Winning question:

The condition characterized by unusually cold ocean temperature in the equatorial region of the eastern Pacific Ocean is known by what Spanish name?


La Niña

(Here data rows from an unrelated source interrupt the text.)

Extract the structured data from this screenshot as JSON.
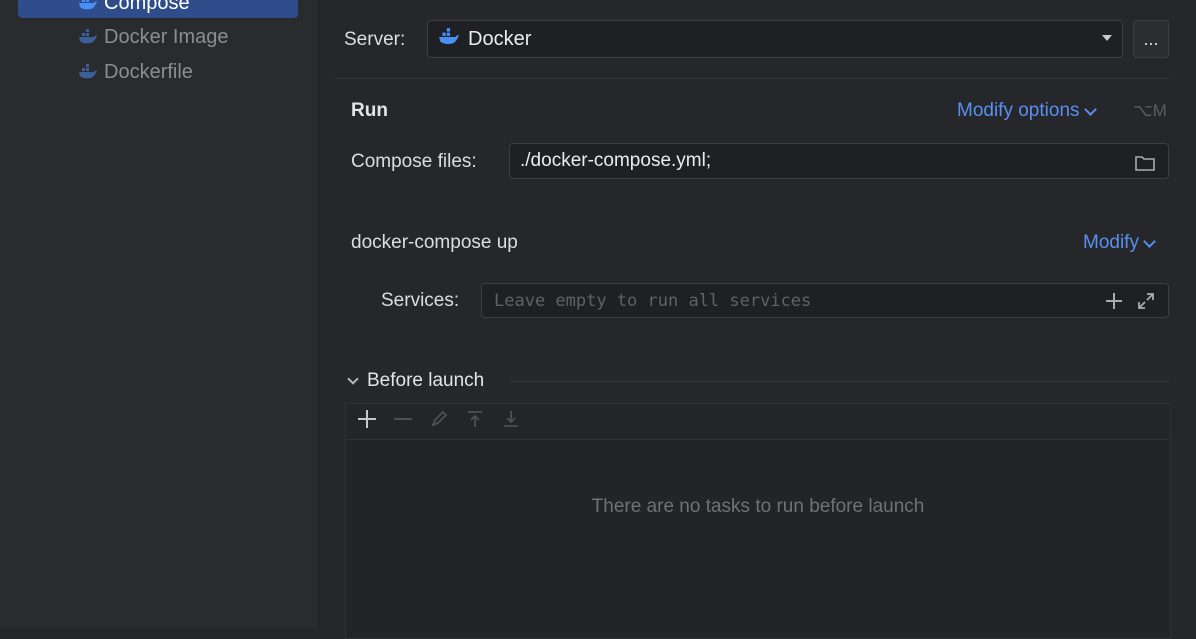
{
  "sidebar": {
    "items": [
      {
        "label": "Compose",
        "icon": "docker-whale-icon",
        "selected": true
      },
      {
        "label": "Docker Image",
        "icon": "docker-whale-icon",
        "selected": false
      },
      {
        "label": "Dockerfile",
        "icon": "docker-whale-icon",
        "selected": false
      }
    ]
  },
  "server": {
    "label": "Server:",
    "value": "Docker",
    "more_label": "..."
  },
  "run": {
    "title": "Run",
    "modify_options_label": "Modify options",
    "shortcut": "⌥M",
    "compose_files_label": "Compose files:",
    "compose_files_value": "./docker-compose.yml;"
  },
  "compose_up": {
    "title": "docker-compose up",
    "modify_label": "Modify",
    "services_label": "Services:",
    "services_placeholder": "Leave empty to run all services"
  },
  "before_launch": {
    "title": "Before launch",
    "empty_text": "There are no tasks to run before launch"
  },
  "colors": {
    "accent": "#5a8ff0",
    "selection": "#2e4d8a",
    "docker_blue": "#4a8ff5"
  }
}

    David has been in the national geography contest before, but this was his last chance to win, Penny explained. Next year David, who turned 14 a week and a half after the bee, will be too far along in school.
    “God oversees insignificant matters as well as big things. We knew it might not be God’s will for David to win, but we committed it to Him.” Penny said David studied maps, read books, and used the local library extensively.
    Although David had an opportunity for another national championship a week later during the Scripps Howard National Spelling Bee, he didn’t get revved up about the spelling bee.
    “I do the spelling for fun. I don’t know it as well as I do geography,” David told the Court Report the day of the geography bee. As Penny explained, there wasn’t enough time between the two contests for David to really prepare for the June 2–3 Scripps Howard National Spelling Bee.
    National Geographic awarded David a $25,000 scholarship and an all-expense paid trip for two to Australia. Of the 55 contestants in the national geography bee, five were home schoolers.
    In contrast, the national spelling bee started with five times as many contestants. Of the 247 spellers in the national tournament, 13 were home schoolers. David Beihl made it to round five, along with 28 other spellers, six of whom were home schoolers.
    The home schoolers were gaining ground proportionately as the spelling bee proceeded. Going into round seven, two of the eight remaining spellers were home schoolers: Ann Foley, 13, sponsored by The Columbus Dispatch of Columbus, Ohio, and George Abraham Thampy, 11, sponsored by the St. Louis Post-Dispatch of St. Louis, Missouri.
    Round seven saw Ann misspell “quinquevir,” and Thampy tied for third overall when in round eight he misspelled “kirtle.” Last year George was one of the final five when he spelled his way to round eight.
    Thampy, another one of the double-threat home schoolers, narrowly missed competing in the geography bee this year. Missouri was represented at the geography bee instead by George’s sister, Mallika Thampy.
    “Mallika defeated her brother to represent Missouri in the National Geography Bee. . . . I’d hate to be the referee in that family,” Alex Trebek said, after learning that both children plan to enter both contests next year.